Reprint requests to Mark A. Wood, MD, Medical College of Virginia, PO Box 980053, Richmond, VA 23298.
- Received September 12, 1994.
- Revision received November 14, 1994.
- Accepted November 26, 1994.
- Copyright © 1995 by American Heart Association
Anderson JL, Anastasiou-Nana MI, Menlove RL, Moreno FL, Nanas JN, Barker AH. Spontaneous variability in ventricular ectopic activity during chronic antiarrhythmic therapy. Circulation. 1990;82:830-840.
Anastasiou-Nana MI, Menlove RL, Nanas JN, Anderson JL. Changes in spontaneous variability of ventricular ectopic activity as a function of time in patients with chronic arrhythmias. Circulation. 1988;78:286-295.
Morganroth J, Michelson EL, Horowitz LN, Josephson ME, Pearlman AS, Dunkman WB. Limitations of routine long-term electrocardiographic monitoring to assess ventricular ectopic frequency. Circulation. 1978;58:408-414.
Schmidt G, Ulm K, Barthel P, Goedel-Meinen L, Jahns G, Baedeker W. Spontaneous variability of simple and complex ventricular premature contractions during long term intervals in patients with severe organic heart disease. Circulation. 1988;78:296-301.
Michelson EL, Morganroth J. Spontaneous variability of complex ventricular arrhythmias detected by long-term electrocardiographic recording. Circulation. 1980;61:690-695.
Kim SG, Felder SD, Figura I, Johnston DR, Waspe LE, Fisher JD. Value of Holter monitoring in predicting long-term efficacy and inefficacy of amiodarone used alone and in combination with class 1A antiarrhythmic agents in patients with ventricular tachycardia. J Am Coll Cardiol. 1987;9:169-174.

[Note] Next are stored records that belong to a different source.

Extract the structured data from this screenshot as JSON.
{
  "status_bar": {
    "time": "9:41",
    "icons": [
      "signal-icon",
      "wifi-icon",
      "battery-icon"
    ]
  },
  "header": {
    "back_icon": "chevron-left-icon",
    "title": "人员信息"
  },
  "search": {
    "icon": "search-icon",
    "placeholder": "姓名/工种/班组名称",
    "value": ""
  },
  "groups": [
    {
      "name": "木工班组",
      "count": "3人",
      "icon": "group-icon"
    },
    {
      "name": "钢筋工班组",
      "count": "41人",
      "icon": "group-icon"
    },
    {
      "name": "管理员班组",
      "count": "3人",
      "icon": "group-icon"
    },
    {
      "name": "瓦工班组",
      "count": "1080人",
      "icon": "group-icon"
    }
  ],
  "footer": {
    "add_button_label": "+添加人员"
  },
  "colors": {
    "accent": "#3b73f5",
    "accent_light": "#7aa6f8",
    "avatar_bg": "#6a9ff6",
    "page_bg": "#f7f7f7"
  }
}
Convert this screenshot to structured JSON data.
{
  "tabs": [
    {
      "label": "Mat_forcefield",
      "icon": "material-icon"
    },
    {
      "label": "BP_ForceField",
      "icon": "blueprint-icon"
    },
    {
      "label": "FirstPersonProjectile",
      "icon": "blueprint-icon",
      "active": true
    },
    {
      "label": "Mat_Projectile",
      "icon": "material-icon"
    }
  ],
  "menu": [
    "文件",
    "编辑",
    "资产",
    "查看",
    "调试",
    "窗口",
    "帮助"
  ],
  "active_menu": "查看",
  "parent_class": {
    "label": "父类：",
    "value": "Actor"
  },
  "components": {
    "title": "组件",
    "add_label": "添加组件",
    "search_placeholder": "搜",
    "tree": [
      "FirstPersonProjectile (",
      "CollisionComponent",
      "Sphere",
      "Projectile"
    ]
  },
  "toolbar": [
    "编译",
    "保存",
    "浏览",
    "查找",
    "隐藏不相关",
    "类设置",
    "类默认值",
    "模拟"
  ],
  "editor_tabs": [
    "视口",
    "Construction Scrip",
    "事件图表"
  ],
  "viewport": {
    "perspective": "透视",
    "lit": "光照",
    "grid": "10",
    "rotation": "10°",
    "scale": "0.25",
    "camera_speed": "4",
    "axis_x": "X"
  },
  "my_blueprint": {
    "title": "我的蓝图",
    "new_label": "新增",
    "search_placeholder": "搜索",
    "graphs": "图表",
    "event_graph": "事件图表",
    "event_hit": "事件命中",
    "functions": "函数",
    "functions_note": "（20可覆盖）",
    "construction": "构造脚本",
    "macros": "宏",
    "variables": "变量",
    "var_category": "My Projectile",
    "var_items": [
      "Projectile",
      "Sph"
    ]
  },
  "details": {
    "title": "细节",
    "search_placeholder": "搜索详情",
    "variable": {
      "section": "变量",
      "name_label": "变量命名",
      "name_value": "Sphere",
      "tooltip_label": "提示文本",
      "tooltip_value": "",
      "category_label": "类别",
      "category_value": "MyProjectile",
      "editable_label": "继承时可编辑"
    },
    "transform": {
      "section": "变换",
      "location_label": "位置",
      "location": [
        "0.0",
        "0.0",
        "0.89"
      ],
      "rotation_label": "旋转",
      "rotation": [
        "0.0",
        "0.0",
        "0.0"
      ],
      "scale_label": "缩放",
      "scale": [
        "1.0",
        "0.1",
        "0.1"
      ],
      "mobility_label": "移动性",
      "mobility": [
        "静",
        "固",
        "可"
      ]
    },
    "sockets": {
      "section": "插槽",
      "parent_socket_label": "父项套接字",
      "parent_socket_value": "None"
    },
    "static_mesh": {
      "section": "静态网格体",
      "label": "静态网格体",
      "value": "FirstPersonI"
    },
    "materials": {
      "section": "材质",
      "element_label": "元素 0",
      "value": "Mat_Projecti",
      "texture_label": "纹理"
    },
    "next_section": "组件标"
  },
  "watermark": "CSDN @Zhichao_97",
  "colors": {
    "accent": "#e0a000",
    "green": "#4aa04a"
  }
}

Hook BG, Callans DJ, Kleinman RB, Flores BT, Marchlinkski FE. Implantable cardioverter defibrillator therapy in the absence of significant symptoms. J Am Coll Cardiol. 1993;21:895-900.
Böcher D, Block M, Isbruch F, Wietholt D, Hammel D, Scheld HH, Borggrefe M, Breithardt G. Comparison of frequency of aggravation of ventricular tachyarrhythmias after implantation of automatic defibrillators using epicardial versus non-thoracotomy lead systems. Am J Cardiol. 1993;72:1064-1068.

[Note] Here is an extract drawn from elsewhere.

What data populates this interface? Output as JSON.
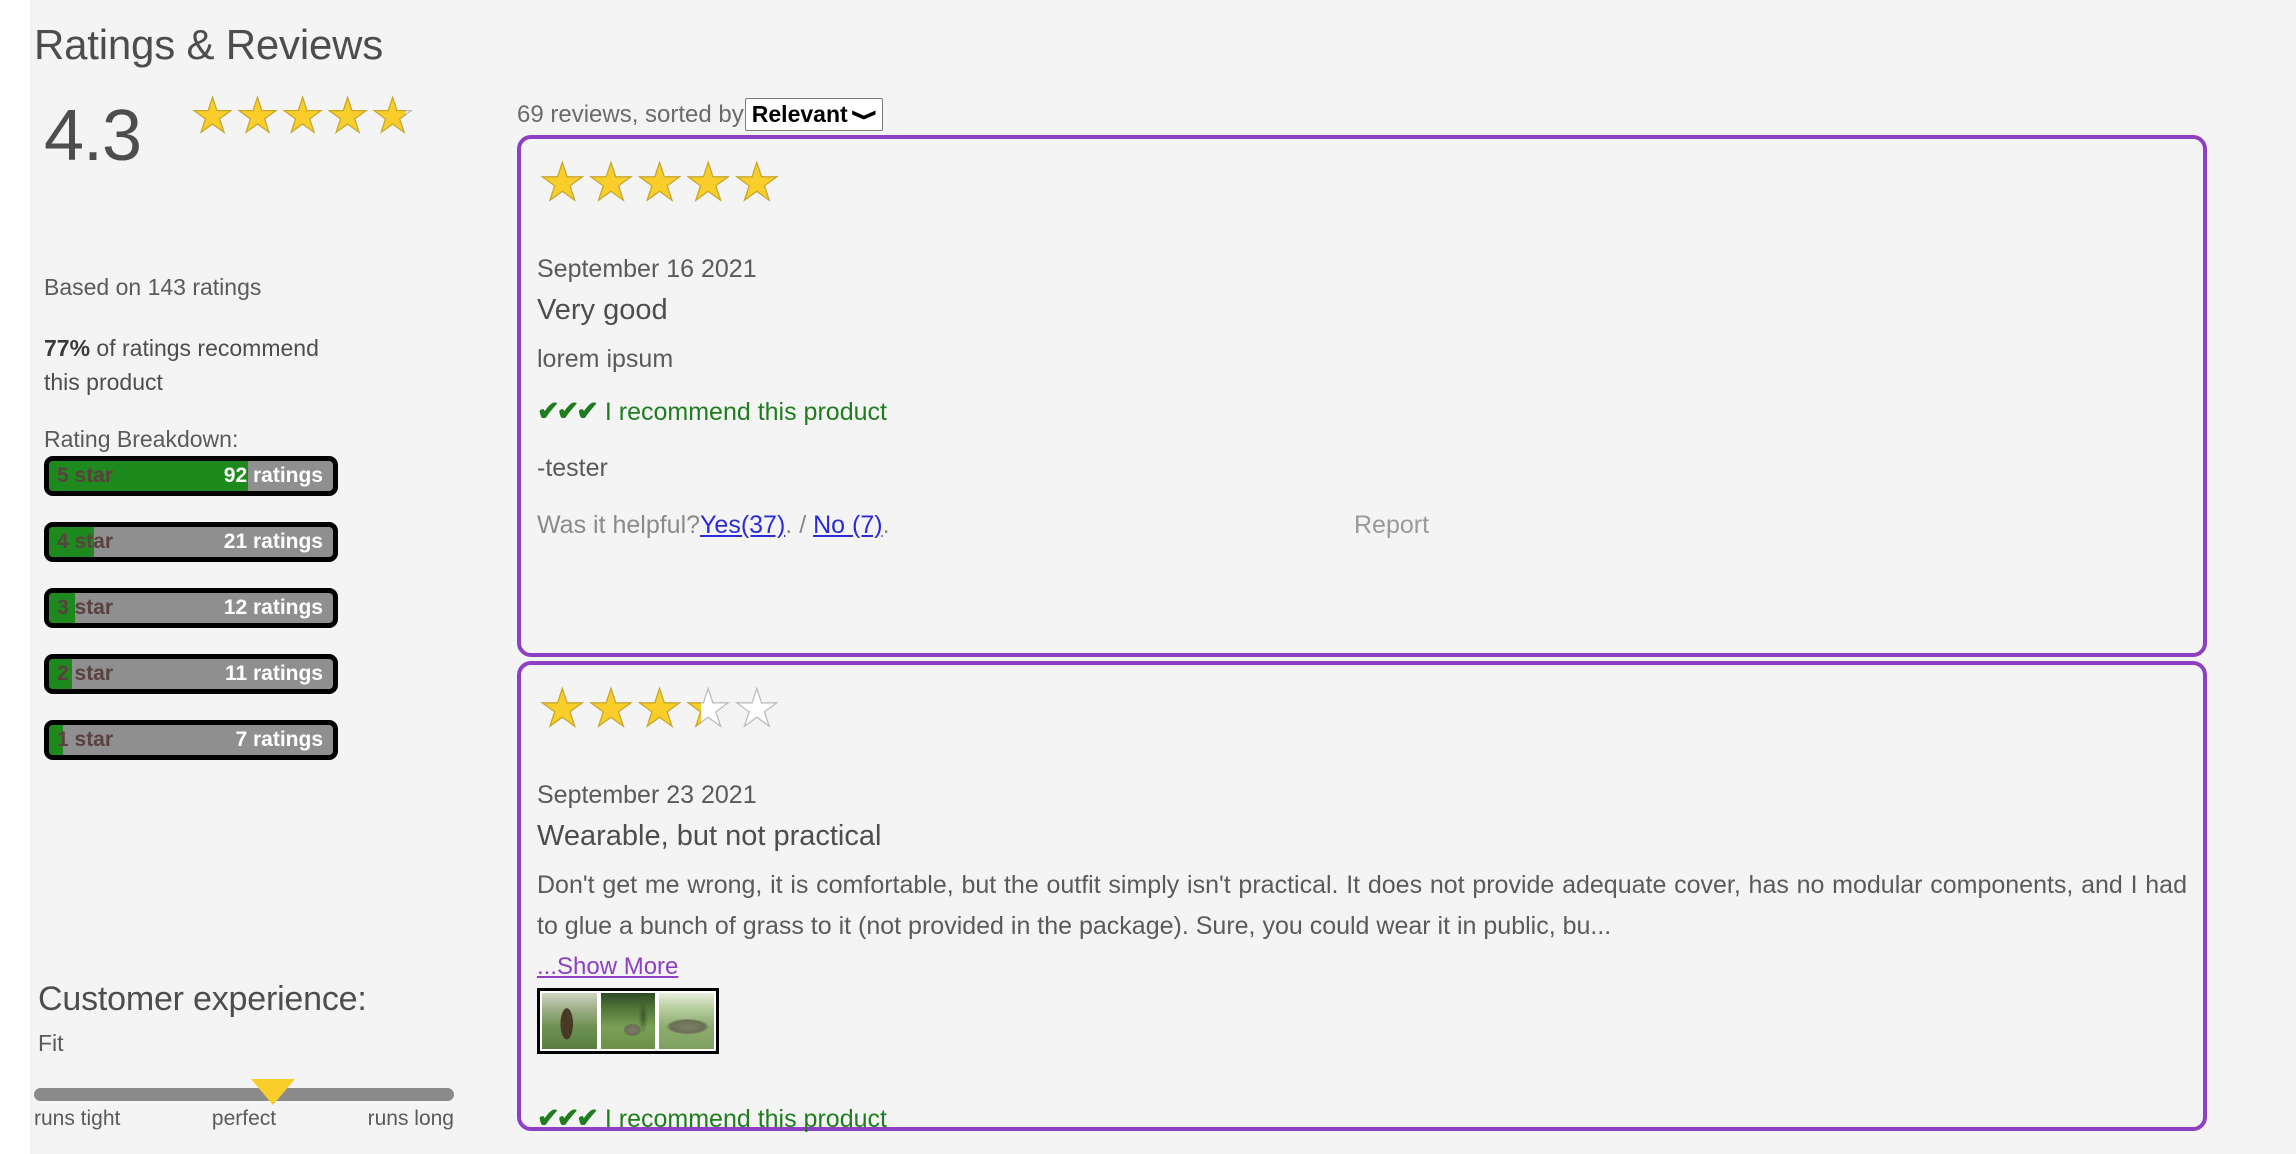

Winkle RA. Antiarrhythmic drug effect mimicked by spontaneous variability of ventricular ectopy. Circulation. 1978;57:1116-1120.
Stein KM, Borer JS, Hochreiter C, Kligfield P. Fractal clustering of ventricular ectopy and sudden death in mitral regurgitation. J Electrocardiol. 1992;25(suppl):178-181.

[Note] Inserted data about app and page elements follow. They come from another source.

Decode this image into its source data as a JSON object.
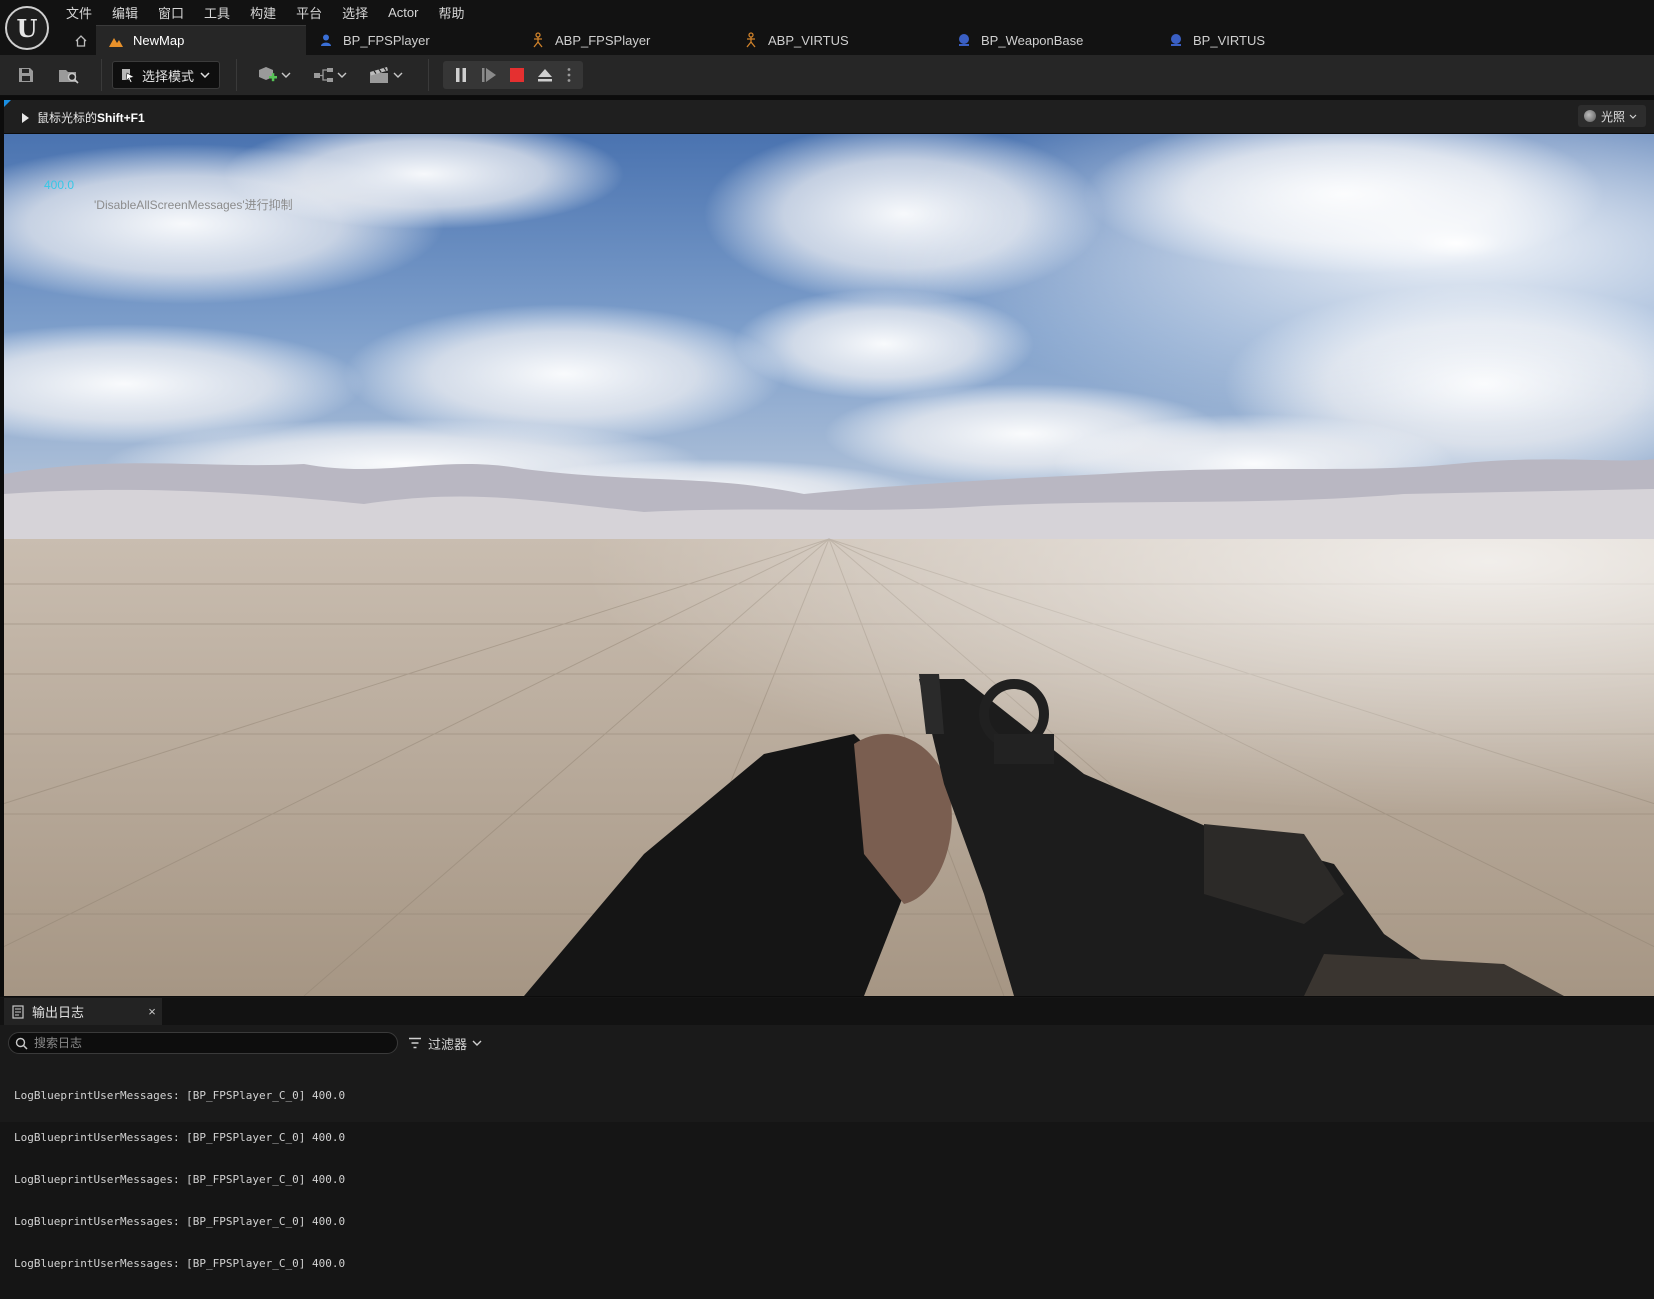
{
  "app": {
    "logo_text": "U"
  },
  "menu": [
    "文件",
    "编辑",
    "窗口",
    "工具",
    "构建",
    "平台",
    "选择",
    "Actor",
    "帮助"
  ],
  "tabs": [
    {
      "label": "NewMap",
      "icon": "level-icon",
      "active": true
    },
    {
      "label": "BP_FPSPlayer",
      "icon": "pawn-blueprint-icon",
      "active": false
    },
    {
      "label": "ABP_FPSPlayer",
      "icon": "animation-blueprint-icon",
      "active": false
    },
    {
      "label": "ABP_VIRTUS",
      "icon": "animation-blueprint-icon",
      "active": false
    },
    {
      "label": "BP_WeaponBase",
      "icon": "actor-blueprint-icon",
      "active": false
    },
    {
      "label": "BP_VIRTUS",
      "icon": "actor-blueprint-icon",
      "active": false
    }
  ],
  "toolbar": {
    "mode_label": "选择模式",
    "icons": [
      "save-icon",
      "content-browser-icon",
      "add-actor-icon",
      "blueprint-icon",
      "cinematics-icon",
      "pause-icon",
      "step-icon",
      "stop-icon",
      "eject-icon",
      "more-options-icon"
    ]
  },
  "viewport": {
    "hint_prefix": "鼠标光标的",
    "hint_key": "Shift+F1",
    "lighting_label": "光照",
    "debug_value": "400.0",
    "debug_message": "'DisableAllScreenMessages'进行抑制"
  },
  "output_log": {
    "tab_label": "输出日志",
    "close_glyph": "×",
    "search_placeholder": "搜索日志",
    "filter_label": "过滤器",
    "lines": [
      "LogBlueprintUserMessages: [BP_FPSPlayer_C_0] 400.0",
      "LogBlueprintUserMessages: [BP_FPSPlayer_C_0] 400.0",
      "LogBlueprintUserMessages: [BP_FPSPlayer_C_0] 400.0",
      "LogBlueprintUserMessages: [BP_FPSPlayer_C_0] 400.0",
      "LogBlueprintUserMessages: [BP_FPSPlayer_C_0] 400.0"
    ]
  },
  "colors": {
    "accent_blue": "#1a8fe3",
    "stop_red": "#e53030",
    "debug_cyan": "#36c8e6",
    "panel_bg": "#262626"
  }
}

Franz MR, Bargheer K, Raffenbeul W, Haverich A, Lichtten PR. Monophasic action potential mapping in human subjects with normal electrocardiograms: direct evidence for the genesis of the T wave. Circulation. 1987;75:379-386.
Johnson RA, Hutter AM, DeSanctis RW. Chronic overdrive pacing in the control of refractory ventricular arrhythmias. Ann Intern Med. 1974;80:380-383.
Marchlinski FE, Buxton AE, Miller JM, Josephson ME. Prevention of ventricular tachycardia induction during right ventricular programmed stimulation by high current strength pacing at the site of origin. Circulation. 1987;76:332-343.